Pat Grossi is a a true postmodernist — which is to say that on You Are All I See, his debut album as Active Child, there is no one dominant narrative, but a string of coexisting, albeit seemingly divergent ideas. It's not that classical harp, '80s synthpop, and slow-jam R&B are incapable of getting along, but more that before Grossi, no one ever put them in the same room. The end result is chilling at times — with Grossi's inimitable choir-like falsetto grimly anchoring standouts like "Way Too Fast" and the title track — but when the lights go down on "Playing House," it's like moving out of the church and into the bedroom. Throughout decades of rock 'n' roll history, there's still nothing like unexpected sex.
Obscurities is the latest release by acclaimed (and out) singer-songwriter Stephin Merritt, and if you're interested in tracing artistic trajectories, this 14-song collection will come in handy: Assembling the many compilation appearances, outtakes, and previously unreleased material that led up to the release of Magnetic Fields' universally loved — and impossibly epic — 69 Love Songs boxset, Obscurities reassesses what it means to be a castoff.

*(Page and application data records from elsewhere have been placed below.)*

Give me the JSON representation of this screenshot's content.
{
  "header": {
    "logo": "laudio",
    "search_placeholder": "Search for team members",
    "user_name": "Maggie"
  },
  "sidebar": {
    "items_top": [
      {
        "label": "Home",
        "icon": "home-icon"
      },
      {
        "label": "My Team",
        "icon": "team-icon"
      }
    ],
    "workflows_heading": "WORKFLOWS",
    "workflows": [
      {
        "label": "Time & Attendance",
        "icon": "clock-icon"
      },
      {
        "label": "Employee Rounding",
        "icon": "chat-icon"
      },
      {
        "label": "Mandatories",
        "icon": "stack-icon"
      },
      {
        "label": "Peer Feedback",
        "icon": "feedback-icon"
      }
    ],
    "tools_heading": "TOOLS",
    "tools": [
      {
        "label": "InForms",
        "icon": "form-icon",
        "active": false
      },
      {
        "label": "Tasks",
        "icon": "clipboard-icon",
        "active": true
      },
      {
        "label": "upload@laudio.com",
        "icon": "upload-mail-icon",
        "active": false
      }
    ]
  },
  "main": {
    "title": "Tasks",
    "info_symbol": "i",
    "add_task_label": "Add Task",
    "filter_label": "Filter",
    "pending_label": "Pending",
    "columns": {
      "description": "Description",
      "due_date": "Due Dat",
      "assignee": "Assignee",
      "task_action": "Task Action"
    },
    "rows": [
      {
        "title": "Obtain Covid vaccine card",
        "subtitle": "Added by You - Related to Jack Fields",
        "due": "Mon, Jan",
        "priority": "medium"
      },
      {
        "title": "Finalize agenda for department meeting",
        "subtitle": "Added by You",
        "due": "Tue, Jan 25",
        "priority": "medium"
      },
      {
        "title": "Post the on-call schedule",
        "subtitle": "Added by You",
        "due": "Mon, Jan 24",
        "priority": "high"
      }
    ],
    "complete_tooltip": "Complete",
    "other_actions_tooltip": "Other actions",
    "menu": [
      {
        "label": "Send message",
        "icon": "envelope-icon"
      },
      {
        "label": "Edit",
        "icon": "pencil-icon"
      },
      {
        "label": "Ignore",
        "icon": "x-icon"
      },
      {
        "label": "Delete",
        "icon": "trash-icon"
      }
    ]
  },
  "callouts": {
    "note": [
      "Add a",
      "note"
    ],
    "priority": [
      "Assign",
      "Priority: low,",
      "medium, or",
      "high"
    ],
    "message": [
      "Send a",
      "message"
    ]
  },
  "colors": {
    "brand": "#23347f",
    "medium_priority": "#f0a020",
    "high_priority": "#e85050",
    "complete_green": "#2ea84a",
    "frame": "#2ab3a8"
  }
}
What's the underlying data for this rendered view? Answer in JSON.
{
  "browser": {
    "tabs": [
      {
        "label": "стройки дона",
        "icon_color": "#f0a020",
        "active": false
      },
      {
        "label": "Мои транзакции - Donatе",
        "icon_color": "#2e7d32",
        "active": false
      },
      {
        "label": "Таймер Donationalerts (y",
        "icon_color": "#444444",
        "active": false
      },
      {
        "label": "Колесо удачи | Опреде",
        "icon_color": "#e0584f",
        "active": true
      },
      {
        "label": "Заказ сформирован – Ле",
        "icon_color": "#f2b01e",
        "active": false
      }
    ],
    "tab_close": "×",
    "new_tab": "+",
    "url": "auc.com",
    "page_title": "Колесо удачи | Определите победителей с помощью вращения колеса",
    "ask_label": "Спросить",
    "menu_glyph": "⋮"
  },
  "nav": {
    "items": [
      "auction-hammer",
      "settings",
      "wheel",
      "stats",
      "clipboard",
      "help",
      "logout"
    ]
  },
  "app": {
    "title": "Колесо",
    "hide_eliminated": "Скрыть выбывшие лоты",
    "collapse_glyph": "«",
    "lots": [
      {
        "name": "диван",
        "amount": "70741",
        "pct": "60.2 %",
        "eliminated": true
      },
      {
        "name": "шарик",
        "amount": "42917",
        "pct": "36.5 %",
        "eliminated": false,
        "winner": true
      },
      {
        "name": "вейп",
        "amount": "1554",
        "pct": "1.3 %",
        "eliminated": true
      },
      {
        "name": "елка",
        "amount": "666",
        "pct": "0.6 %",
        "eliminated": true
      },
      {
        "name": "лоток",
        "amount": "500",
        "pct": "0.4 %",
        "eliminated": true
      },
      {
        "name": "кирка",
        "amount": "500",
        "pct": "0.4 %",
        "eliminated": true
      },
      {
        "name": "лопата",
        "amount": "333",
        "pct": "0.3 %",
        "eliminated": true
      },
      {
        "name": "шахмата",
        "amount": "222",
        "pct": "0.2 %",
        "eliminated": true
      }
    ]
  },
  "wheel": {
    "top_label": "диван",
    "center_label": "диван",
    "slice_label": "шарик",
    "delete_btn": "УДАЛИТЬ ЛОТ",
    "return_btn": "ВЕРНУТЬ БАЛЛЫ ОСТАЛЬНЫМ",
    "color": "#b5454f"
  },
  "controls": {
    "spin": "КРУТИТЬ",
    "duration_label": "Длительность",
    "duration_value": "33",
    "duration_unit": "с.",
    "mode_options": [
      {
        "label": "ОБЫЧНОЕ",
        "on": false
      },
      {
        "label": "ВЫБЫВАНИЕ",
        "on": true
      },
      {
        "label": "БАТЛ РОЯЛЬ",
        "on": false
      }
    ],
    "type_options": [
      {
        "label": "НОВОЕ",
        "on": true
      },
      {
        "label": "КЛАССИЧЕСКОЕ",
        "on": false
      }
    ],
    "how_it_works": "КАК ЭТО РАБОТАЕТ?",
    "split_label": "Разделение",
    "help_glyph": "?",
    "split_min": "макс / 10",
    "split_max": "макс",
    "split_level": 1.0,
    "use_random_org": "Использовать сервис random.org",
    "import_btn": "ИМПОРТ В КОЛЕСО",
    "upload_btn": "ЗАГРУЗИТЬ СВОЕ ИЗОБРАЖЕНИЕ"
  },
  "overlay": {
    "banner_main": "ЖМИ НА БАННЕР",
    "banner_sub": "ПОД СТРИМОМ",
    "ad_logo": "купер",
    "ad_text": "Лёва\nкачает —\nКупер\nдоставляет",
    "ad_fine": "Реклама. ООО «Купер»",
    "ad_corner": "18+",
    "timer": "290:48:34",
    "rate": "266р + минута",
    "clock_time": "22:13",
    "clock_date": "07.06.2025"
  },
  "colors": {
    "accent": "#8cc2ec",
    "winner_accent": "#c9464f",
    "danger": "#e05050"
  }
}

In less capable hands, songs like "I Don't Believe You" and "Take Ecstasy With Me" could be centerpieces for a "proper" album.
Also out today: Various Artists — Muppets: The Green Album (Walt Disney), Stephen Malkmus & The Jicks — Mirror Traffic (Matador), CSS — La Liberación (Fontana), Goldie — Fabriclive 58 (Fabric), Austra — Sparkle EP (Domino)
SOUND & VISION:
Mirror Mirror — "Interiors"
I missed this one when it came out earlier this month, so let's correct that wrong right now: From their second album Interiors, due out next week, New York's Mirror Mirror make atmospheric neo-psych with a gentle gothic touch — a perfect backdrop, then, for this noir-inspired clip starring Rumi Missabu, one of the final survivors from San Francisco's legendary drag collective The Cockettes. Seriously, it's a work of art.
Snow Patrol — "Called Out In The Dark"
They came into mainstream prominence as the Scottish answer to Coldplay, so skeptics might be quick to call foul on the disco-fused lead single from Snow Patrol's forthcoming sixth album — as if they were riding trends or something. But if Gary Lightbody proves anything on "Called Out In The Dark," it's that he knows a little something about club music: Years before Snow Patrol, Lightbody was a house music DJ and even wrote a song for UK house stalwarts Freeform Five. The authenticity — and playfulness — on his band's latest single shows.
Chromeo — "When The Night Falls" (feat. Solange Knowles)
Fresh from her collaboration with Rewards for the DFA label, Beyoncé's little sister moves further down the indie-dance rabbithole with a cameo on the latest single by French Canadian electro-funk duo Chromeo. "When The Night Falls" is the fourth single from Business Casual, but the first to feature a street gang of angry pregnant women.
Matt & Kim, Andrew WK & Soulja Boy — "I'm A Goner"
This week's unlikely collaboration: Brooklyn's cutest power pop duo Matt & Kim team up with the frequently bloody Andrew WK and Atlanta rap prodigy-cum-whipping post Soulja Boy for "I'm A Goner." The surprisingly successful song is available as a free download now, and its video reestablishes Matt & Kim's lock on feel-good filmmaking — even if everyone in the clip is technically dead. It's like "Thriller" for hipsters.